Introduction: Retro Suitcase Boombox
Portable speaker building has always been a great hobby of mine. This time i wanted to create a portable music system combining retro looks and quality components.
The suitcase is designed around a 90's BNS two way system. BNS is a well respected dutch hifi brand that saddly isn't around anymore. These speakers deliver a clear and deep sound, loud enough to fill a big room with music. The suitcase is controlled though the buttons on the backplate. It consist of a main power switch, a battery voltage checker, a light switch and a battery and bluetooth module charger. The backplate can be illuminated through a plexiglass rim as seen in the video. The suitcase itself is from the 50's and made of vulkanfiber by the dutch firm Bussemaker. Altogether with some wooden supports it makes a sturdy structure for the music system.
I hope you like the end result of this build, i am new to instructables so you can expect some older builds of mine to be posted in the future.
-TPA 3316 2*50W RMS, 100W RMS systempower.
- 24v amplifier.
-Step up dc converter 12v to 24v.
-BNS audio E12 120W RMS 2 way system.
- From a BNS e12 monitor set.
- Crossover pcbs with a crossover frequency of 5000Hz.
-5v bluetooth module.
- With built in battery.
- can be charged with the built in 12v to 5v dc converter.
-12v 7 ampère maintenance free lead gel battery .
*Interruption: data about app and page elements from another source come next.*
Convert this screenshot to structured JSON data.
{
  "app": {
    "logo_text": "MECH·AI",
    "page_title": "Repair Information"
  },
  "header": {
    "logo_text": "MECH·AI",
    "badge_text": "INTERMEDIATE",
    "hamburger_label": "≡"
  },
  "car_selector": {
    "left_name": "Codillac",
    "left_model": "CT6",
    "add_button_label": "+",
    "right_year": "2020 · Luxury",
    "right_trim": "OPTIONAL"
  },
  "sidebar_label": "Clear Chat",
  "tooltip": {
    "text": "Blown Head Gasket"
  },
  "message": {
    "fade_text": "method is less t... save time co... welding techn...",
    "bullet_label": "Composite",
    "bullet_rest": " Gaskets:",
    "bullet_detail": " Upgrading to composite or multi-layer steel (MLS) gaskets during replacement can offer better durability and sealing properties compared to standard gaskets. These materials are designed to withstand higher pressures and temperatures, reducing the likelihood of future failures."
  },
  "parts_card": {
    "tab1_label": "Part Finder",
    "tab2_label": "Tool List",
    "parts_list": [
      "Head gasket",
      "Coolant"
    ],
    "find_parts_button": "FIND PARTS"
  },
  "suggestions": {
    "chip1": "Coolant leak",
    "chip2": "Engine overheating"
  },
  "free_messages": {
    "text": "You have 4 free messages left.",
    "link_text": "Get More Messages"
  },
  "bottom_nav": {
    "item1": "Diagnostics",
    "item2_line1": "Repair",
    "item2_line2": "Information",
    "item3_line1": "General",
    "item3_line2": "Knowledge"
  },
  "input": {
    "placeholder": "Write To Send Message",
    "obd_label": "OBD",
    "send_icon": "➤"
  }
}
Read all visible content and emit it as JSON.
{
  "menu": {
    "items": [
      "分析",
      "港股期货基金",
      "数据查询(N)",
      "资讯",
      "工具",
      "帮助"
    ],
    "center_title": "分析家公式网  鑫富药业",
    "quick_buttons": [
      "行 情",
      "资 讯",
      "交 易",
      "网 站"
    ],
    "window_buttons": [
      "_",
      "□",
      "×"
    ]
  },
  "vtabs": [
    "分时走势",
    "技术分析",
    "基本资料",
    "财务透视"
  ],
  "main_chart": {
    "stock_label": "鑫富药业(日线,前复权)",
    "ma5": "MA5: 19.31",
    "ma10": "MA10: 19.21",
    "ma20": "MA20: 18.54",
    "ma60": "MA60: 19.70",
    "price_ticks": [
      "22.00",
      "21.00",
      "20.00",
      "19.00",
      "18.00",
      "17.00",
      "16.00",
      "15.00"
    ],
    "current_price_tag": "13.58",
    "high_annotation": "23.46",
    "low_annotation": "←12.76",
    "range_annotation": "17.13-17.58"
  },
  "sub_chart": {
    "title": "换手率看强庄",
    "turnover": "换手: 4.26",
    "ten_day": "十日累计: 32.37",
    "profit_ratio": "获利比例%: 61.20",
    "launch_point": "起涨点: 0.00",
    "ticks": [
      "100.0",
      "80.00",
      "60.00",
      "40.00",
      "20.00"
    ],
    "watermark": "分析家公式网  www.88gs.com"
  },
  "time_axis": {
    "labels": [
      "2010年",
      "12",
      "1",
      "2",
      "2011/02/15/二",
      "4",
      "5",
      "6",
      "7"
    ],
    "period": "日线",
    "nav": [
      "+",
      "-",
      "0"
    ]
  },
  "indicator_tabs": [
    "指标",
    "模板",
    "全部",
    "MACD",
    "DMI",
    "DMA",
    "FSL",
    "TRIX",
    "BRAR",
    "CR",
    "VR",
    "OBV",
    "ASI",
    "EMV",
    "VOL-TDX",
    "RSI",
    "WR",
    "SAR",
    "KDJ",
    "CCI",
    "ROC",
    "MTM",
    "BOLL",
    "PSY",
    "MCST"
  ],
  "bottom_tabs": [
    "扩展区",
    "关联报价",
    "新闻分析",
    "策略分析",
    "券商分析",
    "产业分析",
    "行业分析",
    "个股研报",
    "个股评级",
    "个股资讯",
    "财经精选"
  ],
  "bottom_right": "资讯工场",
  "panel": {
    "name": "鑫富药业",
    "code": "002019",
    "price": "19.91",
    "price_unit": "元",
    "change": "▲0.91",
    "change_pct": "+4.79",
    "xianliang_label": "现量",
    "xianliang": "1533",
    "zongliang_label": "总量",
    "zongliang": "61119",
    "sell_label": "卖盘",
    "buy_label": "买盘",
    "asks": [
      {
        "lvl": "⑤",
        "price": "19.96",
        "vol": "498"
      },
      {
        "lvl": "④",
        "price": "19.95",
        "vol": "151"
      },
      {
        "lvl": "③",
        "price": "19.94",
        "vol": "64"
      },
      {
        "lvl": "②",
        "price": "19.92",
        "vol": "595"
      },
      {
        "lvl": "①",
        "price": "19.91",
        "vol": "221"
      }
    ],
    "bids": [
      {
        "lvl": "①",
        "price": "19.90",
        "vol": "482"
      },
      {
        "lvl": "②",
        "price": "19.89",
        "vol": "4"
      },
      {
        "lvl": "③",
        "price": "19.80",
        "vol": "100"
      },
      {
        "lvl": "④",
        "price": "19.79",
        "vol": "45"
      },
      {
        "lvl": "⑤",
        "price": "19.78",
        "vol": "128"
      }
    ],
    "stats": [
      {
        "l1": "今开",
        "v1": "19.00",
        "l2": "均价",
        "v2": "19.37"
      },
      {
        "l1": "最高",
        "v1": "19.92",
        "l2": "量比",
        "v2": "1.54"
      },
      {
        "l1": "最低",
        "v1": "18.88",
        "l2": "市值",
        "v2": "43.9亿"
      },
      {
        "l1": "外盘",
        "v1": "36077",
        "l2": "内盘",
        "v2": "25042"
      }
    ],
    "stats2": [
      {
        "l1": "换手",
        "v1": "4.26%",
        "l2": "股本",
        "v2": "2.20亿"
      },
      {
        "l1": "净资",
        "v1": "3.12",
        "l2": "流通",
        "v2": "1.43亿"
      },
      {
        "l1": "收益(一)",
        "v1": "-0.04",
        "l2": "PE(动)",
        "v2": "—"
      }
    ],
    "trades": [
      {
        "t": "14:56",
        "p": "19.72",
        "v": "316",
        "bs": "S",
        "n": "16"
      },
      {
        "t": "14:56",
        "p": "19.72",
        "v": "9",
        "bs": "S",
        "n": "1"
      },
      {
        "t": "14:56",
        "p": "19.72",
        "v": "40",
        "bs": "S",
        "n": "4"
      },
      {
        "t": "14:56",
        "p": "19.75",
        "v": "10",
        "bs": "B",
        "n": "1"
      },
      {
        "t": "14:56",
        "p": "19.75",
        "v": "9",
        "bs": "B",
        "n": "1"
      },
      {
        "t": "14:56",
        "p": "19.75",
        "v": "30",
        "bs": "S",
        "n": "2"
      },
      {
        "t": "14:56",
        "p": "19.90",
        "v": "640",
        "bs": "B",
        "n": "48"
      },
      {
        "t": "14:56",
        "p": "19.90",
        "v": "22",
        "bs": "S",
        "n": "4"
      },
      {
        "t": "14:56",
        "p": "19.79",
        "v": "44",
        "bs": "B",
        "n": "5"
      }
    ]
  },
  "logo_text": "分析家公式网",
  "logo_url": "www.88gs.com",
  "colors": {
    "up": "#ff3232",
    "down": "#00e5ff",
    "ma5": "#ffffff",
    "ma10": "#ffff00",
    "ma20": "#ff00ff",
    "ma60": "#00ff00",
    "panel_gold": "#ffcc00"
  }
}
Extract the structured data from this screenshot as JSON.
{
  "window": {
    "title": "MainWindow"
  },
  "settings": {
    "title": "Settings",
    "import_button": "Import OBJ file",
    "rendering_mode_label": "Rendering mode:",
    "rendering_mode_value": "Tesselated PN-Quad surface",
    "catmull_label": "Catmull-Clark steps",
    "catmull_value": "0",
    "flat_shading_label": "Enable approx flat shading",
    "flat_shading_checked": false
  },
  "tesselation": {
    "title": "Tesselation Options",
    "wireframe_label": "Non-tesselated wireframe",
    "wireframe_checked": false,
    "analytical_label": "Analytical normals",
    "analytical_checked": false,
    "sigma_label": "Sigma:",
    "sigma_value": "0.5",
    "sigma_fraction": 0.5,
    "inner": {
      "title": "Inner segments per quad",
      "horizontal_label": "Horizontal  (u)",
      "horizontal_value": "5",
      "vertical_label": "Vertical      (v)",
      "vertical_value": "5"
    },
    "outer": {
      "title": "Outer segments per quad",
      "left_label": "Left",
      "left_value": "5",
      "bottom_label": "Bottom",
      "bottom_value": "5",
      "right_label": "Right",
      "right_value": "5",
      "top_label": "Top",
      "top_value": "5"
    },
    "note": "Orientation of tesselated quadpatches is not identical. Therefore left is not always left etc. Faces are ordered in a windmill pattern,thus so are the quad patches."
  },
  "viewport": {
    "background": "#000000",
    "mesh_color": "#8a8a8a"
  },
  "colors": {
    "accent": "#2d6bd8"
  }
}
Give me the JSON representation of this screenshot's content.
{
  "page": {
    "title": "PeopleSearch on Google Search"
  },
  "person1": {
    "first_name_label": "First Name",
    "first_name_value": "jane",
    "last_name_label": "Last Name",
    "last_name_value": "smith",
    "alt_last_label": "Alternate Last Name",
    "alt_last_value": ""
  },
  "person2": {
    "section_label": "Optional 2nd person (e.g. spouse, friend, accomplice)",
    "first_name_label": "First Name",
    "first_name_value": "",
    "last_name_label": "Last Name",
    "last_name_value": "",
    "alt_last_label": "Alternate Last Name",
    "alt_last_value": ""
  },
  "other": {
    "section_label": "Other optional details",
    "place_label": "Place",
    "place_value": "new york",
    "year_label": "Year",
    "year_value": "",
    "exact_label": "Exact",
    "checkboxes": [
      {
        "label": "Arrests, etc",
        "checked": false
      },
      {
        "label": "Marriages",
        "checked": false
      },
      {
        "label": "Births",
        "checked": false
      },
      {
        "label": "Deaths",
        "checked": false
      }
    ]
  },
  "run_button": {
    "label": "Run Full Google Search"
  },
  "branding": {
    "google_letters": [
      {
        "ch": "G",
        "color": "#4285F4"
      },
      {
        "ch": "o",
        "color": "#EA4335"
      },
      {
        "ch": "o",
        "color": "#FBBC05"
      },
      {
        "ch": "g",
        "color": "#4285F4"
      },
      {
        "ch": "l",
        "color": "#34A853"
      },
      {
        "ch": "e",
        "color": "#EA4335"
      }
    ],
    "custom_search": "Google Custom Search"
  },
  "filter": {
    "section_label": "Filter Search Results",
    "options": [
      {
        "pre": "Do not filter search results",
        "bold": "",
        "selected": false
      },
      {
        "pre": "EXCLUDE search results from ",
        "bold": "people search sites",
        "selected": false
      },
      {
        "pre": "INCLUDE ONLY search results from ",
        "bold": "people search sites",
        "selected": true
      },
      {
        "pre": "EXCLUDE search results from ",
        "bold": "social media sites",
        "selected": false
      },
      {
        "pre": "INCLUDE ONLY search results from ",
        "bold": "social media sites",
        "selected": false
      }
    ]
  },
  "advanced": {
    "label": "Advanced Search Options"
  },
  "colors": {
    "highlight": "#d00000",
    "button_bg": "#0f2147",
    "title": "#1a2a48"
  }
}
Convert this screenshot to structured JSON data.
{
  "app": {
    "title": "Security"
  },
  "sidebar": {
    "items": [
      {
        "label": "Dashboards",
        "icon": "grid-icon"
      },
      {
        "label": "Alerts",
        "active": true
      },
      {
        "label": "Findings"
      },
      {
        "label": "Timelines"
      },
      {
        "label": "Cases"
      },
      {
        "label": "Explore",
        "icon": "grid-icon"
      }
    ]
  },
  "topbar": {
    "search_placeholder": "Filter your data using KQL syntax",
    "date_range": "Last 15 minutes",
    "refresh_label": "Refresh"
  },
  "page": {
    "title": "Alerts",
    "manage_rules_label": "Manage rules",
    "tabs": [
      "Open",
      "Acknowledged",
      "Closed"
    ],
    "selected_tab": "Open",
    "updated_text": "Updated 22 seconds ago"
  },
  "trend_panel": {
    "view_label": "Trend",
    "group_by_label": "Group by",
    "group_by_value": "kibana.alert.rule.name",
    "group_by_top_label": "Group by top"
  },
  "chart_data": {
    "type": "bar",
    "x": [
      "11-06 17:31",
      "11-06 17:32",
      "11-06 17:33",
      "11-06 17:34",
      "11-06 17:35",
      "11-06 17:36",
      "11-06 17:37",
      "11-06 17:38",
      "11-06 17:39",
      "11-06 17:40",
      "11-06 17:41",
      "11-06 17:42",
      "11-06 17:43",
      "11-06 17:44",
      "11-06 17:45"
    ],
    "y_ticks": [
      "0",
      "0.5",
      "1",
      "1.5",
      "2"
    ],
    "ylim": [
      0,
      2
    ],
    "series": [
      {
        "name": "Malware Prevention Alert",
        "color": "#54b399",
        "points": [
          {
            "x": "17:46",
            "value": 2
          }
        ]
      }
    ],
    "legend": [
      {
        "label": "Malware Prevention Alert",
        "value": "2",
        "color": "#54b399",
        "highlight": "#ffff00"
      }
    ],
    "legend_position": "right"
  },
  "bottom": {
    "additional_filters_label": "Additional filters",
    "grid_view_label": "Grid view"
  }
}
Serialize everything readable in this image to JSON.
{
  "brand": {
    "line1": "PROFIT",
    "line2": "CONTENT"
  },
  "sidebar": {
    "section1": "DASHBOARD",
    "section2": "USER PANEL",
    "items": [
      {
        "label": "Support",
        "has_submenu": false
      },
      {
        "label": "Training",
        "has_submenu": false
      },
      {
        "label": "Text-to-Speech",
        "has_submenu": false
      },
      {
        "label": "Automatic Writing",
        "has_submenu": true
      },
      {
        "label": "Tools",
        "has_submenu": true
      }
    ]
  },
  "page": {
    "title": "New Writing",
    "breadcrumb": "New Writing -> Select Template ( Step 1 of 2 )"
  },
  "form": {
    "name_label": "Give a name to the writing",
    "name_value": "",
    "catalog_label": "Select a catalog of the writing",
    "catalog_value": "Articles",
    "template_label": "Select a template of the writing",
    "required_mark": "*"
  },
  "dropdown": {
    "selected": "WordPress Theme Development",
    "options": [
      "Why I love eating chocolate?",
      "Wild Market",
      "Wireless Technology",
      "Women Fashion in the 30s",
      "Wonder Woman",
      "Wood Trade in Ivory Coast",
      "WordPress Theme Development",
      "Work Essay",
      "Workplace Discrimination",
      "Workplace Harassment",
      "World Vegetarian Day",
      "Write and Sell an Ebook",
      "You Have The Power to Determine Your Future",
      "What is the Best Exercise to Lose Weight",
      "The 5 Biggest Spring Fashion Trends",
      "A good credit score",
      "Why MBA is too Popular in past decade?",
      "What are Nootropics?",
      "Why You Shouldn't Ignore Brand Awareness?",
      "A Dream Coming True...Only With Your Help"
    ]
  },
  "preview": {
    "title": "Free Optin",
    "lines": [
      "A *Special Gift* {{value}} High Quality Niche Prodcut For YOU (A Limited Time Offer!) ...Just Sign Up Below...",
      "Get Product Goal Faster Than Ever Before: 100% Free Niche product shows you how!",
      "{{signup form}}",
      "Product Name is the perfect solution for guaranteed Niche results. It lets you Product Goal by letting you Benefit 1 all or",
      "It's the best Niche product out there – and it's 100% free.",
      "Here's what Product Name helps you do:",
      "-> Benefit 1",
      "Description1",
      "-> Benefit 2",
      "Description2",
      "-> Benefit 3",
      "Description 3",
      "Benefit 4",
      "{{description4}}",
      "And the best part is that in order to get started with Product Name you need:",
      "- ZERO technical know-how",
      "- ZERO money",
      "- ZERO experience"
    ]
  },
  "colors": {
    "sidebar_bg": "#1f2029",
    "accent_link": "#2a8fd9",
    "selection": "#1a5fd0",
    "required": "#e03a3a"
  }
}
-Built in DC chargingsocket with charging cable.
-LCD volt meter.
-CO2 lasered backpanel of brushed stainless steel.
- 12v led light around the backpanel.
- 1 iluminated main switch and 4 switches for secondary functions, all labeled.
-Vulkanfiber Bussemer suitcase from the 50's.
-Speakercanvas to protect the drivers and tweeters.
-Enforcing frame of MDF on the insides.
-Two separate speaker cabinets inside, lined with acoustic dampening fabric.
-Playing time: inbetween 10 and 15 hours on 60% volume.
-Weight: 9,9 kilo.
Step 1: Building
Unfortunately i didn't document the whole building proces but i will describe some tips for constructing a similar project.
-Drill and an array of drill bits
-Array of screwdrivers
Choose a suitcase
These kind of suitcases can be hard to find today but by looking on ebay or local second hand shops you can usually find one at a reasonable price. Regarding the suitcase a couple of things are important.
-Ofcourse you gotta like the patina and style of the suitcase.
-The suitcase needs to be sturdy enough to support all the internal components, the Drivers in particular.
-The material of the suitcase needs to be workable. It shouldnt tear or shred if you drill or saw through it. Cuts need to be clean.
-Make sure the speakers have enough support when built in the suitcase to make sure they don't vibrate and distort sound and to not let the weight of the drivers rip the suitcase apart. To accomplish this i mounted an additional piece of 10 mm MDF inside of the suitcase and secured it with bolts and nuts. Make sure to leave enough room for wires and connections when the MDF board is this thick.
-Just saw the MDF to a similar size of the suitcase insides and you can start by drilling and sawing holes in the MDF and later trace them over on the Suitcase to make the same cuts and holes aswell. If you trace them well the MDF and suitcase will correspond. You may or may not need to do some finishing touches with a file
-Lay out and think about the wire schematics before you start to solder and mount everything in. Make sure al the parts get a logical and convenient place inside the compartment.
-Make sure you can always get to all the parts if they need to be replaced. Nothing is more frustrating than having to demolish parts of the enclosure to get to a broken component or a loose wire. I did this by glueing the bottom and right MDF pieces in place but leaving the left piece loose. If you make sure to perfectly replicate the compartment dimensions this left piece can be held in its place just by the friction alone. With this method i can also easily slide out the battery if it is damaged.
Assembling wire connections
-Assemble wire and component connections that will hold. Take good care in soldering and use heat shrink sleeves. To alltogether avoid taking your build apart make sure you use good connectors and take your time with soldering everything together.
Making a backplate
Most people don't have access to a CO2 laser to cut stainless steel backplates. So i would advise to get a metal connector dish like these. If you get a blank dish you can easily drill and file out the holes needed for all the controls.
Step 2: Inside
These are some more pictures of the finished product from the inside. As you can see the suitcase consists of two acoustic chambers for each driver and a electrical compartment.